Problem requirements ::
Among the entries, find the lines with the string "heading" and report them.

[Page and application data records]
__________

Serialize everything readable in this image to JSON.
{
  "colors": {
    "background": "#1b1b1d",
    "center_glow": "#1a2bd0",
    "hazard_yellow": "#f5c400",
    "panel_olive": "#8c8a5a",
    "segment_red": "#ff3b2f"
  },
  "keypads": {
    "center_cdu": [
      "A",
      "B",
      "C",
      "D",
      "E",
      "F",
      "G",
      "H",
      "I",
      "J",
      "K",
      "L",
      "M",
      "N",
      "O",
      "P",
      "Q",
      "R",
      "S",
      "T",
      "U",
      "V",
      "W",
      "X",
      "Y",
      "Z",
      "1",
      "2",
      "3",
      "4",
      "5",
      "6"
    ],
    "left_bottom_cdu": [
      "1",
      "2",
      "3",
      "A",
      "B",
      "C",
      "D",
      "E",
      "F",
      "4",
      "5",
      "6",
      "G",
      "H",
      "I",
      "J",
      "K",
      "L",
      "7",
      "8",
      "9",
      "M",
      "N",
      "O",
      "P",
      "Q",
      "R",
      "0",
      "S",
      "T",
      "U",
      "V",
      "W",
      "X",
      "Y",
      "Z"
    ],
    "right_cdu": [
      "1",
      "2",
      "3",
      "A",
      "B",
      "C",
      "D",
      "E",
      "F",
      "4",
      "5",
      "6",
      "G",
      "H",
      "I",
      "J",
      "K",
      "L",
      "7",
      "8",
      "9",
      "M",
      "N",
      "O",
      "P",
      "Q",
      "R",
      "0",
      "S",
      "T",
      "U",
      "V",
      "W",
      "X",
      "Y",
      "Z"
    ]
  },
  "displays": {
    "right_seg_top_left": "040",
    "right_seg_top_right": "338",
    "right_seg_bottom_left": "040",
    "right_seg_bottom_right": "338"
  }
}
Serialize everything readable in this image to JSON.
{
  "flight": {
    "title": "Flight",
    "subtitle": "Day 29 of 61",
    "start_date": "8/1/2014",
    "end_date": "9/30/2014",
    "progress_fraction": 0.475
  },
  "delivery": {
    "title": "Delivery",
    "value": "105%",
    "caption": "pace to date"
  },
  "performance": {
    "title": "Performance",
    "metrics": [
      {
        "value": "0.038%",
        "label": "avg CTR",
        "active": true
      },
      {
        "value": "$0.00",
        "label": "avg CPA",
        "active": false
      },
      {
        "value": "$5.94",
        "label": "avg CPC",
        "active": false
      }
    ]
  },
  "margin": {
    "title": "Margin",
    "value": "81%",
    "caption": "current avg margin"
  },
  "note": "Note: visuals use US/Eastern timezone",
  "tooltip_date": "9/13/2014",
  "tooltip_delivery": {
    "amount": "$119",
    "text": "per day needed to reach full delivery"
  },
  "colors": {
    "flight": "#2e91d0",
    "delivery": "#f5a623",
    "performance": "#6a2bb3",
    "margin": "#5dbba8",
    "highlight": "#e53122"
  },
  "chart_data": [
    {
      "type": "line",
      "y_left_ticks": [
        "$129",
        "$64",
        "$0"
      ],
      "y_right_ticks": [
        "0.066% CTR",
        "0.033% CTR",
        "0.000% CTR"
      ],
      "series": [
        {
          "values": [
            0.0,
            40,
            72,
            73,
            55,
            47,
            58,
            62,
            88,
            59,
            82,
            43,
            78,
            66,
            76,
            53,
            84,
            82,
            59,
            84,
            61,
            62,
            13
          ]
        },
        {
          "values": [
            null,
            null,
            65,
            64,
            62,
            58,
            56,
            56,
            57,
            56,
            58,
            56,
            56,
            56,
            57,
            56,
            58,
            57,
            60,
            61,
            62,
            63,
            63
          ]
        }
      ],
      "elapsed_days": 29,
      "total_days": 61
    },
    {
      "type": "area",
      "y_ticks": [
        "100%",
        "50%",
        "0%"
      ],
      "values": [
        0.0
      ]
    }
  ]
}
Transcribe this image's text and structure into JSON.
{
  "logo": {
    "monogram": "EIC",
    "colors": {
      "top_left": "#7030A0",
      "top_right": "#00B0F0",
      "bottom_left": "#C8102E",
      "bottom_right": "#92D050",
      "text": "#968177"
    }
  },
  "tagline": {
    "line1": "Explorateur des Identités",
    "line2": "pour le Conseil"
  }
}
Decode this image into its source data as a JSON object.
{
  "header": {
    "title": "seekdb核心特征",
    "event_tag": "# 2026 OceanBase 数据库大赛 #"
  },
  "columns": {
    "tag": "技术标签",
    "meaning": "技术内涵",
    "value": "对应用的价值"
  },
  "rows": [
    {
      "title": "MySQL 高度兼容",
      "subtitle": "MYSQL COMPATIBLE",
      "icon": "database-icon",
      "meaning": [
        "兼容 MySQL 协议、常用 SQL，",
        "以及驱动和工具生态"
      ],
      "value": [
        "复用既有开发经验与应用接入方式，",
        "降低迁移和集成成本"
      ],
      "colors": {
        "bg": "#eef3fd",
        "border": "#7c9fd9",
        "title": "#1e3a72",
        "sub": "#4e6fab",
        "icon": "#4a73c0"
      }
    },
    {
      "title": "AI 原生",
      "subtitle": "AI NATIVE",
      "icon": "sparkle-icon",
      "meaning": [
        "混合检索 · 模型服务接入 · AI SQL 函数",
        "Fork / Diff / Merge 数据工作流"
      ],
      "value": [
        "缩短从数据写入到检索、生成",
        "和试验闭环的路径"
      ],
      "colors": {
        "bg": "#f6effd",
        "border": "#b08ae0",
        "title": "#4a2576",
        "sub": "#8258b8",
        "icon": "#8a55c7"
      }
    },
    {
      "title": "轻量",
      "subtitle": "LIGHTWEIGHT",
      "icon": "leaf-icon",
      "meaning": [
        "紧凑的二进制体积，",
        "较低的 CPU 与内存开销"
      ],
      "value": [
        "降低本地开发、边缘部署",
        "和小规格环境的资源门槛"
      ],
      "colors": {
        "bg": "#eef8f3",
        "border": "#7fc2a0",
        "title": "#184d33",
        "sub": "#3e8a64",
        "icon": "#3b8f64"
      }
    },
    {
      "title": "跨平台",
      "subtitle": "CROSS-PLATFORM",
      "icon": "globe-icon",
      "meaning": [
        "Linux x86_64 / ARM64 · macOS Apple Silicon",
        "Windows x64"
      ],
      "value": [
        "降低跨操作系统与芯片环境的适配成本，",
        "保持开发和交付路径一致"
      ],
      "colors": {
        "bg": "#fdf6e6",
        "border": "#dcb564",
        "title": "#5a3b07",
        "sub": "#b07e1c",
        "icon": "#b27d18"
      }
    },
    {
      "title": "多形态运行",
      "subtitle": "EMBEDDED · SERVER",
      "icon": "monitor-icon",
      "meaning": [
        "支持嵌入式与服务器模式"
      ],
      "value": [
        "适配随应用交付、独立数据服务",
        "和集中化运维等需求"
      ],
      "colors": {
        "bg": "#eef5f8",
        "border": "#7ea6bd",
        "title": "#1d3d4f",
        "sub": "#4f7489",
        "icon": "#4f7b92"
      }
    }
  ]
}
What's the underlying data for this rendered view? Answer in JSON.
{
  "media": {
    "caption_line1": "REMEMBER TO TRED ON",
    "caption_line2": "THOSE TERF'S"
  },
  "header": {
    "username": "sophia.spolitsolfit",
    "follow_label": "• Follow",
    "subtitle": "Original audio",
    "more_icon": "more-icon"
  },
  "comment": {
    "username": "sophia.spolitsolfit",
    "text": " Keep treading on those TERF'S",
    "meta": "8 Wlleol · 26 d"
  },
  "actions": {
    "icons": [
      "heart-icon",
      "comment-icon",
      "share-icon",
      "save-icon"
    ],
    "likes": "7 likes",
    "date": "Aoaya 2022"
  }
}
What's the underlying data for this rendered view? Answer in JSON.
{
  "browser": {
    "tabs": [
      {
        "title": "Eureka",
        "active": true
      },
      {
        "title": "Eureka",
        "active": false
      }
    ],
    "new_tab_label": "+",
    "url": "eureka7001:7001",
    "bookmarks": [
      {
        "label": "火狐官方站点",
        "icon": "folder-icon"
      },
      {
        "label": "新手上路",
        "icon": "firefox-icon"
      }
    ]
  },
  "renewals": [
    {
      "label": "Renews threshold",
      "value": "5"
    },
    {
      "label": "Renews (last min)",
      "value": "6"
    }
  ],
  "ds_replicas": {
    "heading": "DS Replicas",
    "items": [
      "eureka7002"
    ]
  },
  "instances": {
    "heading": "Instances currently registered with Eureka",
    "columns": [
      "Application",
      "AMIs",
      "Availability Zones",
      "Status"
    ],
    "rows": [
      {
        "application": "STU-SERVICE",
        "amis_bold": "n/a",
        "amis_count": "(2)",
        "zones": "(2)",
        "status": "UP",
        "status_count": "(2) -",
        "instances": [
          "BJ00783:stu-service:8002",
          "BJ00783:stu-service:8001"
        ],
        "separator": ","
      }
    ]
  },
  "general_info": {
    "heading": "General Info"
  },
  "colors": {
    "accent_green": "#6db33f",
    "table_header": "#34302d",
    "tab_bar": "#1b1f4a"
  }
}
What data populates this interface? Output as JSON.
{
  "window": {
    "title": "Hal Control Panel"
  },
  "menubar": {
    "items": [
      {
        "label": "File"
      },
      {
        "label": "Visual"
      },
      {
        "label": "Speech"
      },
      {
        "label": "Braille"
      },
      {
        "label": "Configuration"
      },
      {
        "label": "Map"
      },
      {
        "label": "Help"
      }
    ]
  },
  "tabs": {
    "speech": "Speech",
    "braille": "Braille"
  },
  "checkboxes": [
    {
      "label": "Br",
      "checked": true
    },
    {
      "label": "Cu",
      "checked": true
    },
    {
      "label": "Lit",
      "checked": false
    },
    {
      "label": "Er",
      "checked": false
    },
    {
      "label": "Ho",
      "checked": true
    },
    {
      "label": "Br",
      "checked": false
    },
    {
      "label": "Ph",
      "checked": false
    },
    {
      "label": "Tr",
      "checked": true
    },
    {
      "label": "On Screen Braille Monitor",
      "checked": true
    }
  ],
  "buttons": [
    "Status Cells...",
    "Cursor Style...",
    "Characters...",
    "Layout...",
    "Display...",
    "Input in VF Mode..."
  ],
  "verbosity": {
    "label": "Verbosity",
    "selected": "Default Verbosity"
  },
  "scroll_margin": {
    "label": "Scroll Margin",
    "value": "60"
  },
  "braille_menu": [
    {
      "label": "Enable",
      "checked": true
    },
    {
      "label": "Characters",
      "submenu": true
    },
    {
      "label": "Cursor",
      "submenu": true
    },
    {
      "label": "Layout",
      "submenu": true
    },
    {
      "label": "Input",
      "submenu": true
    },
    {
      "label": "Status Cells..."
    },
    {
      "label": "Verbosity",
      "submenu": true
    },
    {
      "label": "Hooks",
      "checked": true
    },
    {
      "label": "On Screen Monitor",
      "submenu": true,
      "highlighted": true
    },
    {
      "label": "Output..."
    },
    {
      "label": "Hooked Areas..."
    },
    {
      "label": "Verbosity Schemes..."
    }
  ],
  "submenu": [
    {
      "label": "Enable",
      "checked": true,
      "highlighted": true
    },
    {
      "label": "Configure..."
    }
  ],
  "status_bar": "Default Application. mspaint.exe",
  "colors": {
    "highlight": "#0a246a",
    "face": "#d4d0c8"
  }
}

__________

Solution below ::
    "heading": "DS Replicas",
    "heading": "Instances currently registered with Eureka",
    "heading": "General Info"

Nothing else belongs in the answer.